■ SOURCE MATERIAL
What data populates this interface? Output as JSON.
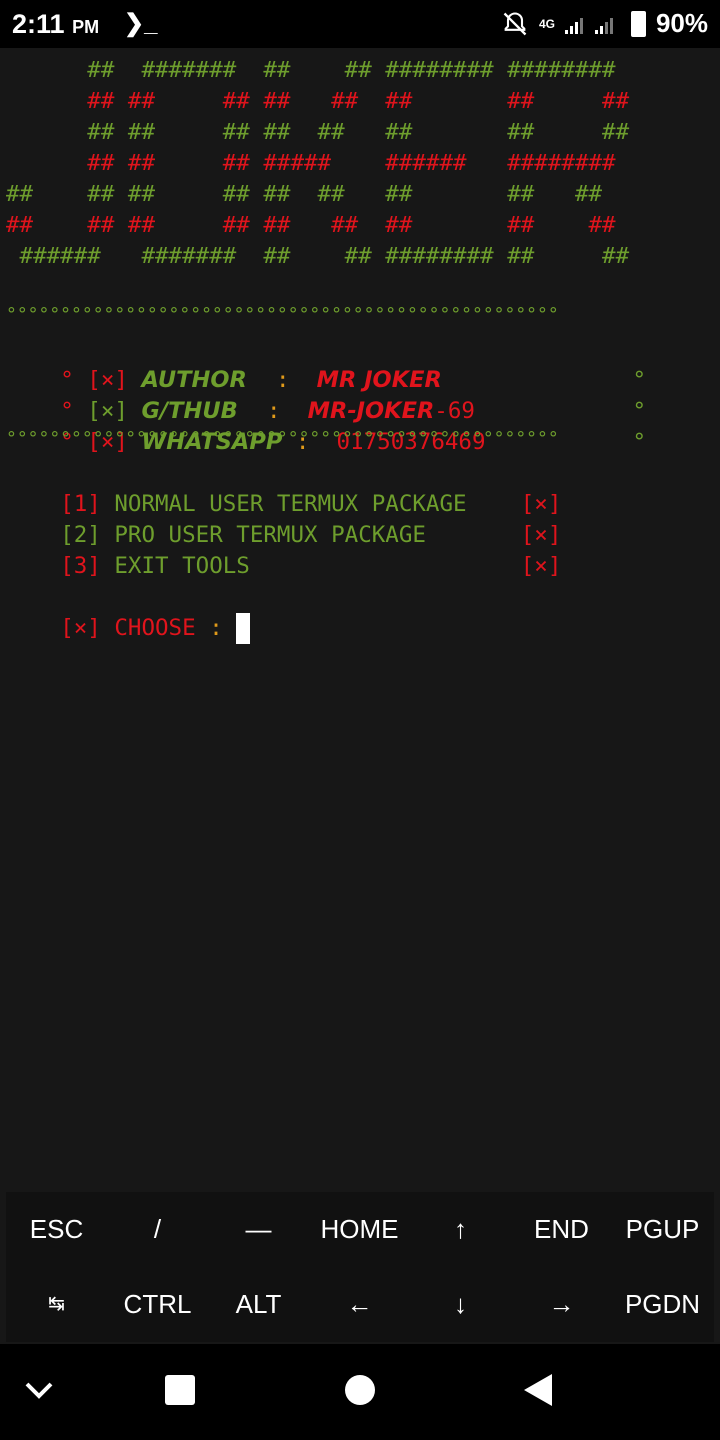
{
  "status_bar": {
    "time": "2:11",
    "ampm": "PM",
    "terminal_glyph": "❯_",
    "network": "4G",
    "battery": "90%"
  },
  "banner": {
    "line1": "      ##  #######  ##    ## ######## ########",
    "line2": "      ## ##     ## ##   ##  ##       ##     ##",
    "line3": "      ## ##     ## ##  ##   ##       ##     ##",
    "line4": "      ## ##     ## #####    ######   ########",
    "line5": "##    ## ##     ## ##  ##   ##       ##   ##",
    "line6": "##    ## ##     ## ##   ##  ##       ##    ##",
    "line7": " ######   #######  ##    ## ######## ##     ##"
  },
  "divider": "°°°°°°°°°°°°°°°°°°°°°°°°°°°°°°°°°°°°°°°°°°°°°°°°°°°",
  "info": [
    {
      "mark": "°",
      "bracket": "[×]",
      "label": "AUTHOR  ",
      "sep": " : ",
      "value": "MR JOKER",
      "value_suffix": ""
    },
    {
      "mark": "°",
      "bracket": "[×]",
      "label": "G/THUB  ",
      "sep": " : ",
      "value": "MR-JOKER",
      "value_suffix": "-69"
    },
    {
      "mark": "°",
      "bracket": "[×]",
      "label": "WHATSAPP",
      "sep": " : ",
      "value": "",
      "value_suffix": "01750376469"
    }
  ],
  "menu": [
    {
      "num": "[1]",
      "label": "NORMAL USER TERMUX PACKAGE",
      "tag": "[×]"
    },
    {
      "num": "[2]",
      "label": "PRO USER TERMUX PACKAGE   ",
      "tag": "[×]"
    },
    {
      "num": "[3]",
      "label": "EXIT TOOLS                ",
      "tag": "[×]"
    }
  ],
  "prompt": {
    "bracket": "[×]",
    "label": "CHOOSE",
    "sep": ":"
  },
  "extra_keys": {
    "row1": [
      "ESC",
      "/",
      "—",
      "HOME",
      "↑",
      "END",
      "PGUP"
    ],
    "row2": [
      "↹",
      "CTRL",
      "ALT",
      "←",
      "↓",
      "→",
      "PGDN"
    ]
  },
  "colors": {
    "green": "#6e9e2d",
    "red": "#e0141c",
    "yellow": "#e09a1a",
    "background": "#171717"
  }
}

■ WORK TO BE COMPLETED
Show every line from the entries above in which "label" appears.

■ ANSWER FOR THIS EXERCISE
      "label": "AUTHOR  ",
      "label": "G/THUB  ",
      "label": "WHATSAPP",
      "label": "NORMAL USER TERMUX PACKAGE",
      "label": "PRO USER TERMUX PACKAGE   ",
      "label": "EXIT TOOLS                ",
    "label": "CHOOSE",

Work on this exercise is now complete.